Consistent with the pronouncements made by the new political administration regarding a role for overseas-based Guyanese in the building of the country’s economy, Stabroek Business has been informed that an imminent public/private sector economic forum is likely to see participation from Guyanese in the a diaspora.
Newly elected Chairman of the Private Sector Commission (PSC) Major General (rtd) Norman McLean disclosed during an interview with this newspaper last week that the PSC had begun to work towards the planning and execution of the forum, an undertaking that it had embraced during a recent meeting that had included President David Granger.
While McLean said he was not in a position to provide full details of the planned forum at this time, he said that it was likely that the event could take place in September. The retired Guyana Defence Force Chief of Staff told this newspaper that at the recent meeting with government officials the PSC had been mandated to plan the forum. He said that among the outcomes towards which the forum was working was the creation of “a viable economic plan for Guyana that would see growth in industry, commerce, manufacturing and tourism and the chartering of a course for future economic growth for the country.” He added that going forward the PSC was also aiming to embrace small businesses and to work to secure technology to enhance the acceleration of the country’s manufacturing sector.
Against the backdrop of these overall objectives McLean said, the PSC was concerned with the practical ventilation of issues that include local and expatriate investment in the economy as well as government’s support in the execution of critical infrastructural projects.
Mc Lean told Stabroek Business that the PSC was seeking to identify suitably qualified Guyanese to help plan and execute the forum. He named Guyanese academic and university professor Nigel Harris and local businessman Stanley Ming as being among the persons whom the private sector was likely to approach to contribute to the forum.
The planned September forum is likely to be the first high-level public/private sector collaborative initiative since the new administration was elected to office in May this year. During his interview with this newspaper, McLean disclosed that high on the list of the private sector’s current preoccupations was the need to
provide impetus to the country’s power sector. Accordingly, this newspaper understands that the issue of the Amaila Falls hydroelectric project is high on the list of concerns of the private sector. The PSC has formally communicated to government its concern over the desirability of placing the country’s energy requirements high on the list of the public/private sector agenda, he said.
Stabroek Business understands that the new PSC Chairman has already communicated with government on the issue of developing hydropower capacity, urging the administration to give consideration to how other hydropower projects funded by the World Bank in Africa had affected countries like Tanzania, Burundi and Uganda.
Meanwhile, McLean said that the other high priority areas on the public/private sector agenda include the issue of embracing legislative and electoral reform in order to build transparency and respect for the country’s electoral system, pursuing airport expansion, building the Linden to Lethem road, bridging the Corentyne river, security reform and reviewing the country’s taxation policy.

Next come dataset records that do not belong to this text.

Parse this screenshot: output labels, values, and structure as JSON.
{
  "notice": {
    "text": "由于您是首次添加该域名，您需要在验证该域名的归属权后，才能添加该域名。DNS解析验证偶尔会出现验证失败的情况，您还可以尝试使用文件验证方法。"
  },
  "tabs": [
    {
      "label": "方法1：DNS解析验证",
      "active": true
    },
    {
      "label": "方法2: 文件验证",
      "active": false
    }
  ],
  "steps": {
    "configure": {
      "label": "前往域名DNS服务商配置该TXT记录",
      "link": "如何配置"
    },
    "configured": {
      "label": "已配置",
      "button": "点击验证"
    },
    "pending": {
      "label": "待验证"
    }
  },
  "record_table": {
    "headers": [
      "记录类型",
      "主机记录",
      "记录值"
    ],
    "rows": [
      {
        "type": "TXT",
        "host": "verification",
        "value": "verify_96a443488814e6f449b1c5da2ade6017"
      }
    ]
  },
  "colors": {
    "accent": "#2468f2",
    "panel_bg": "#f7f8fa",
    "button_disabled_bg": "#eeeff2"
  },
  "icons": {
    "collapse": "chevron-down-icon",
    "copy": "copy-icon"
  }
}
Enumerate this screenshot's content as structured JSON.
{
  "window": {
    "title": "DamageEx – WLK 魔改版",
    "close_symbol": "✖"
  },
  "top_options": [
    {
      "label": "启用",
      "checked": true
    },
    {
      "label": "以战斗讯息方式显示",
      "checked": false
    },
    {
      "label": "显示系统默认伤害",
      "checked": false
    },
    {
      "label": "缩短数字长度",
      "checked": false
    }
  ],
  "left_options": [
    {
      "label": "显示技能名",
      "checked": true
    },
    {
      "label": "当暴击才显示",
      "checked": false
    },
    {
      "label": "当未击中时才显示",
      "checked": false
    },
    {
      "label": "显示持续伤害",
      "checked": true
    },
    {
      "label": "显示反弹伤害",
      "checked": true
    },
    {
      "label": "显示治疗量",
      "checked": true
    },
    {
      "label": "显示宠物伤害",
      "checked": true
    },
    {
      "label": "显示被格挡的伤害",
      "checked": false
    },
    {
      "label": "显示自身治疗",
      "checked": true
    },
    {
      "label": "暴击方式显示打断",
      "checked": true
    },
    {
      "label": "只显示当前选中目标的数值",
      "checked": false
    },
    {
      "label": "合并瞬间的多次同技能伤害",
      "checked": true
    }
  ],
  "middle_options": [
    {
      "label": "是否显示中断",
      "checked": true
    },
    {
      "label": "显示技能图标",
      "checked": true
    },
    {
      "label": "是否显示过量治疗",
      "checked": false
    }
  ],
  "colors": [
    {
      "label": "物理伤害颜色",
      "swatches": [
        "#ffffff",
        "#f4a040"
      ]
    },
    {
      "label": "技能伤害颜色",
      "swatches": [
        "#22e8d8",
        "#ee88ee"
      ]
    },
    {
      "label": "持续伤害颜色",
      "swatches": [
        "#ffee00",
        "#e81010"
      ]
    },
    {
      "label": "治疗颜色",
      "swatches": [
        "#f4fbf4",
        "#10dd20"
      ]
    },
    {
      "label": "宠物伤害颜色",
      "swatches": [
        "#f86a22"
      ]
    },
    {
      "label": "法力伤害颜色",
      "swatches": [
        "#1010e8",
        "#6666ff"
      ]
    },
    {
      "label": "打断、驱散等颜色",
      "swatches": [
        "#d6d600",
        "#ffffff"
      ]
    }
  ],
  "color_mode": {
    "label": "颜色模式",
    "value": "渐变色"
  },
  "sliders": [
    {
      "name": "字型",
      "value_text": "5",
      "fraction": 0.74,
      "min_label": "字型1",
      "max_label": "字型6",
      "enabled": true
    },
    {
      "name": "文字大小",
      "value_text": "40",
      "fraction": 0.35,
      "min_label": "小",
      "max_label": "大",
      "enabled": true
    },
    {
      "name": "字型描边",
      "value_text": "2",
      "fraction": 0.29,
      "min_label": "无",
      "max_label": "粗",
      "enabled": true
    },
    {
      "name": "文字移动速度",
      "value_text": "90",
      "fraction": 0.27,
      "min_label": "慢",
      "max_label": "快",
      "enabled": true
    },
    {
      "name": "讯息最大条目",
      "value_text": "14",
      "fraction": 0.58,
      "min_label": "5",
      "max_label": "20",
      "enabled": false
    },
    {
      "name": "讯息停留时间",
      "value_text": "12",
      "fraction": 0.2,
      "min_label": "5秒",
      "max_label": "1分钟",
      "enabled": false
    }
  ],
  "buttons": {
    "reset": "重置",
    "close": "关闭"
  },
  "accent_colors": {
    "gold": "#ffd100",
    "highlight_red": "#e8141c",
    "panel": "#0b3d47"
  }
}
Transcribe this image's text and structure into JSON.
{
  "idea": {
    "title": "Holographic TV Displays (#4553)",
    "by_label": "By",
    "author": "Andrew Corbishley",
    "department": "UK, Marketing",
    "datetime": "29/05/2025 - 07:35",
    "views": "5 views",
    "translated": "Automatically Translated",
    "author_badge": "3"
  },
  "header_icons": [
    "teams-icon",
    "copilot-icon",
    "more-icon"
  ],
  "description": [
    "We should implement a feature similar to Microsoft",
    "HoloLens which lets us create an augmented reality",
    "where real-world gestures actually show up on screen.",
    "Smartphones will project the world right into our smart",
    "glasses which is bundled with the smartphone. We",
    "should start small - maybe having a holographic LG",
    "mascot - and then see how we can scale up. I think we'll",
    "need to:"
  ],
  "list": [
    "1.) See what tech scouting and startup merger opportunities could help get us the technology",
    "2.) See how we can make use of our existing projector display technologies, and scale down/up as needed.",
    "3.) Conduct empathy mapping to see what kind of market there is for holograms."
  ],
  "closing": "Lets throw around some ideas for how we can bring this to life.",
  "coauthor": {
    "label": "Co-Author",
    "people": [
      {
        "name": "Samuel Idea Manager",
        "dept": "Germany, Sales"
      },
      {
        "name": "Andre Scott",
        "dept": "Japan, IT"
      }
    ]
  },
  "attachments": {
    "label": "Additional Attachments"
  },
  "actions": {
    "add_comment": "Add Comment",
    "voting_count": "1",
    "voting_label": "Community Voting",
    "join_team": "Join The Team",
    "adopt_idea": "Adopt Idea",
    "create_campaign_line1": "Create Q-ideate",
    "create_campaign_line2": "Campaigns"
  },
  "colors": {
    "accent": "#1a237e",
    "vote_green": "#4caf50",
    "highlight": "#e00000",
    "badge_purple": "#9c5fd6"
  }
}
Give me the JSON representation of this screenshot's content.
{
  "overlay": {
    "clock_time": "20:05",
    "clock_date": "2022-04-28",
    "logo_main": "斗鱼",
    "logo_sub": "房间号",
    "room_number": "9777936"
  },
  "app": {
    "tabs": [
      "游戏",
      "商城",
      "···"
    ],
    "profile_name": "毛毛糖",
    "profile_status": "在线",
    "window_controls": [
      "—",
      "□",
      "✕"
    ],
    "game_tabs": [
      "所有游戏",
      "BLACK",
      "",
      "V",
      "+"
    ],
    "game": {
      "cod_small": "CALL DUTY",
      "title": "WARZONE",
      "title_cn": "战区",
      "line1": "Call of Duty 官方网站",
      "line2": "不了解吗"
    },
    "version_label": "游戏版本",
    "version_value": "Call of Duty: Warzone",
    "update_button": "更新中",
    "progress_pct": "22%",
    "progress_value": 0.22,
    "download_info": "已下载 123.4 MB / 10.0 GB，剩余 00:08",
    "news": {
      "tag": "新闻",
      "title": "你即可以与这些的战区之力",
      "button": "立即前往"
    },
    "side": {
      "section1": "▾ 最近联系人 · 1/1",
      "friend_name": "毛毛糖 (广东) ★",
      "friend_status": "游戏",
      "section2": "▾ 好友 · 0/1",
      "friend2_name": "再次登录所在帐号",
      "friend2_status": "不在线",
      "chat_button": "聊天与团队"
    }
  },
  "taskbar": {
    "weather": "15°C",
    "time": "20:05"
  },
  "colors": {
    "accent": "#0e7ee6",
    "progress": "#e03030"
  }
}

The PSC has already disclosed that another of its high priority concerns is the long overdue development of the Georgetown Port including the deepening of the harbour from what it says is its present “silted state” of 4.2 metres to at least 6.9 metres. In this regard, the idea of a joint public/private sector partnership similar to the arrangement in place at the Ogle International Airport between the Government of Guyana and the local Aircraft Owners Association is being mooted.
And in a private sector briefing document seen by this newspaper, the PSC has declared that the country’s economic potential centres around a number of key economic initiatives including the construction and development of the gold mining investments being undertaken by Guyana Goldfields, Troy Resources and ETK Sandsprings; the development of the hydroelectric potential at Turtuba and Kumerau Falls; consideration of other initiatives aimed at reducing electricity costs in the interim; continued exploitation of bauxite; attracting increased investments in value-added production; improving the performance of the sugar industry to at least 300,000 tonnes per annum and the development of a successful plan for the country’s offshore oil resources.
The PSC Chairman says, meanwhile, that the private sector must articulate strong support for the country’s territorial integrity as part of its advocacy of the aggressive exploration of oil and other resources located within the country’s Exclusive Economic Zone. (EEZ).